_ASSIGNMENT_
Nothing but the lines from the one containing "Output a JSON" through the end of the material should be restated, and each exactly.

_PROVIDED MATERIAL_
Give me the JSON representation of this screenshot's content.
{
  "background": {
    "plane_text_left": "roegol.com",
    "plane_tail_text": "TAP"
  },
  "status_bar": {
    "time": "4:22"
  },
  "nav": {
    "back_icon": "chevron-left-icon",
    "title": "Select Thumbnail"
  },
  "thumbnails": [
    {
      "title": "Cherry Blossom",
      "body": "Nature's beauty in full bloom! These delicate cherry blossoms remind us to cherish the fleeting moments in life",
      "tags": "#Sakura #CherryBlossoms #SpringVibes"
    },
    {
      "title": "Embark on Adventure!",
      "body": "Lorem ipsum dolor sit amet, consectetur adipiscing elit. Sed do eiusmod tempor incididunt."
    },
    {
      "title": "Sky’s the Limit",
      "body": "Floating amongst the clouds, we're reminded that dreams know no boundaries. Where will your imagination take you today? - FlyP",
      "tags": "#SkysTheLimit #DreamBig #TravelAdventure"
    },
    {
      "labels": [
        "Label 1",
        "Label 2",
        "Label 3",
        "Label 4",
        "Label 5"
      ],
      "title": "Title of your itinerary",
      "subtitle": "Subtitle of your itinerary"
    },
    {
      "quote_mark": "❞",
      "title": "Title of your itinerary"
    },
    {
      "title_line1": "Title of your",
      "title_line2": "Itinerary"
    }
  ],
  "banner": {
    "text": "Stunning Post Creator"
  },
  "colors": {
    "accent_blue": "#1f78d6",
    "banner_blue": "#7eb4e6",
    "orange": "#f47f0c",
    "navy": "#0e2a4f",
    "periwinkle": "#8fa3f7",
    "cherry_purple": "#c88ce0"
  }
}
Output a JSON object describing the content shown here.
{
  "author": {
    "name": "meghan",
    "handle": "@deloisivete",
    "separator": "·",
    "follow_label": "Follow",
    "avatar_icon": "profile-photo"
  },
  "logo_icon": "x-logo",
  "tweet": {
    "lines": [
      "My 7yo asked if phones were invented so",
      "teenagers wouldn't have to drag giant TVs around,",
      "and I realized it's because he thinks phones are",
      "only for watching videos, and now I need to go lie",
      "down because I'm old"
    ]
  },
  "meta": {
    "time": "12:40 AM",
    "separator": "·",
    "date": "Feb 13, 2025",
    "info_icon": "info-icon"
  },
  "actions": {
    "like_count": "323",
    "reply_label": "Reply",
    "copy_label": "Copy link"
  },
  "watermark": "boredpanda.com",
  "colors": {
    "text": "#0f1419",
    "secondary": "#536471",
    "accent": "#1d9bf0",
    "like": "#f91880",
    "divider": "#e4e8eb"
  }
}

_OUTPUT OF THE TASK_
Output a JSON object describing the content shown here.
{
  "author": {
    "name": "meghan",
    "handle": "@deloisivete",
    "separator": "·",
    "follow_label": "Follow",
    "avatar_icon": "profile-photo"
  },
  "logo_icon": "x-logo",
  "tweet": {
    "lines": [
      "My 7yo asked if phones were invented so",
      "teenagers wouldn't have to drag giant TVs around,",
      "and I realized it's because he thinks phones are",
      "only for watching videos, and now I need to go lie",
      "down because I'm old"
    ]
  },
  "meta": {
    "time": "12:40 AM",
    "separator": "·",
    "date": "Feb 13, 2025",
    "info_icon": "info-icon"
  },
  "actions": {
    "like_count": "323",
    "reply_label": "Reply",
    "copy_label": "Copy link"
  },
  "watermark": "boredpanda.com",
  "colors": {
    "text": "#0f1419",
    "secondary": "#536471",
    "accent": "#1d9bf0",
    "like": "#f91880",
    "divider": "#e4e8eb"
  }
}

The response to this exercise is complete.